Task to complete: Output the full listing below exactly as it reads, and skip anything that is a picture.

╔══

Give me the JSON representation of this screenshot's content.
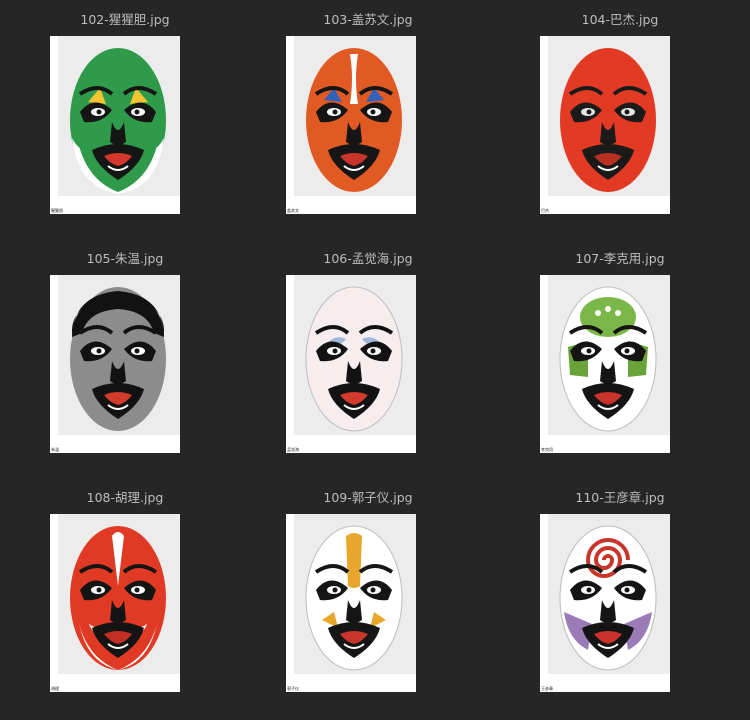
{
  "files": [
    {
      "name": "102-猩猩胆.jpg",
      "caption": "猩猩胆",
      "colors": {
        "main": "#2e9a4a",
        "accent": "#f2c531",
        "dark": "#151515",
        "mouth": "#d4382a",
        "eye": "#ffffff"
      }
    },
    {
      "name": "103-盖苏文.jpg",
      "caption": "盖苏文",
      "colors": {
        "main": "#e25a23",
        "accent": "#2f62b8",
        "dark": "#151515",
        "mouth": "#c9352a",
        "eye": "#ffffff"
      }
    },
    {
      "name": "104-巴杰.jpg",
      "caption": "巴杰",
      "colors": {
        "main": "#e33a24",
        "accent": "#ffffff",
        "dark": "#1a1a1a",
        "mouth": "#b83020",
        "eye": "#e6e6e6"
      }
    },
    {
      "name": "105-朱温.jpg",
      "caption": "朱温",
      "colors": {
        "main": "#8c8c8c",
        "accent": "#e06a3a",
        "dark": "#121212",
        "mouth": "#d33b2d",
        "eye": "#ffffff"
      }
    },
    {
      "name": "106-孟觉海.jpg",
      "caption": "孟觉海",
      "colors": {
        "main": "#f7ecee",
        "accent": "#9fb8d8",
        "dark": "#121212",
        "mouth": "#d33b2d",
        "eye": "#ffffff"
      }
    },
    {
      "name": "107-李克用.jpg",
      "caption": "李克用",
      "colors": {
        "main": "#ffffff",
        "accent": "#6aa33a",
        "dark": "#141414",
        "mouth": "#c8322a",
        "eye": "#ffffff"
      }
    },
    {
      "name": "108-胡理.jpg",
      "caption": "胡理",
      "colors": {
        "main": "#e03a24",
        "accent": "#ffffff",
        "dark": "#141414",
        "mouth": "#c32f24",
        "eye": "#ffffff"
      }
    },
    {
      "name": "109-郭子仪.jpg",
      "caption": "郭子仪",
      "colors": {
        "main": "#ffffff",
        "accent": "#e9a62c",
        "dark": "#151515",
        "mouth": "#c9352a",
        "eye": "#ffffff"
      }
    },
    {
      "name": "110-王彦章.jpg",
      "caption": "王彦章",
      "colors": {
        "main": "#ffffff",
        "accent": "#c7362a",
        "dark": "#141414",
        "mouth": "#c8322a",
        "eye": "#ffffff"
      }
    }
  ]
}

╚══

Result:
Give me the JSON representation of this screenshot's content.
{
  "files": [
    {
      "name": "102-猩猩胆.jpg",
      "caption": "猩猩胆",
      "colors": {
        "main": "#2e9a4a",
        "accent": "#f2c531",
        "dark": "#151515",
        "mouth": "#d4382a",
        "eye": "#ffffff"
      }
    },
    {
      "name": "103-盖苏文.jpg",
      "caption": "盖苏文",
      "colors": {
        "main": "#e25a23",
        "accent": "#2f62b8",
        "dark": "#151515",
        "mouth": "#c9352a",
        "eye": "#ffffff"
      }
    },
    {
      "name": "104-巴杰.jpg",
      "caption": "巴杰",
      "colors": {
        "main": "#e33a24",
        "accent": "#ffffff",
        "dark": "#1a1a1a",
        "mouth": "#b83020",
        "eye": "#e6e6e6"
      }
    },
    {
      "name": "105-朱温.jpg",
      "caption": "朱温",
      "colors": {
        "main": "#8c8c8c",
        "accent": "#e06a3a",
        "dark": "#121212",
        "mouth": "#d33b2d",
        "eye": "#ffffff"
      }
    },
    {
      "name": "106-孟觉海.jpg",
      "caption": "孟觉海",
      "colors": {
        "main": "#f7ecee",
        "accent": "#9fb8d8",
        "dark": "#121212",
        "mouth": "#d33b2d",
        "eye": "#ffffff"
      }
    },
    {
      "name": "107-李克用.jpg",
      "caption": "李克用",
      "colors": {
        "main": "#ffffff",
        "accent": "#6aa33a",
        "dark": "#141414",
        "mouth": "#c8322a",
        "eye": "#ffffff"
      }
    },
    {
      "name": "108-胡理.jpg",
      "caption": "胡理",
      "colors": {
        "main": "#e03a24",
        "accent": "#ffffff",
        "dark": "#141414",
        "mouth": "#c32f24",
        "eye": "#ffffff"
      }
    },
    {
      "name": "109-郭子仪.jpg",
      "caption": "郭子仪",
      "colors": {
        "main": "#ffffff",
        "accent": "#e9a62c",
        "dark": "#151515",
        "mouth": "#c9352a",
        "eye": "#ffffff"
      }
    },
    {
      "name": "110-王彦章.jpg",
      "caption": "王彦章",
      "colors": {
        "main": "#ffffff",
        "accent": "#c7362a",
        "dark": "#141414",
        "mouth": "#c8322a",
        "eye": "#ffffff"
      }
    }
  ]
}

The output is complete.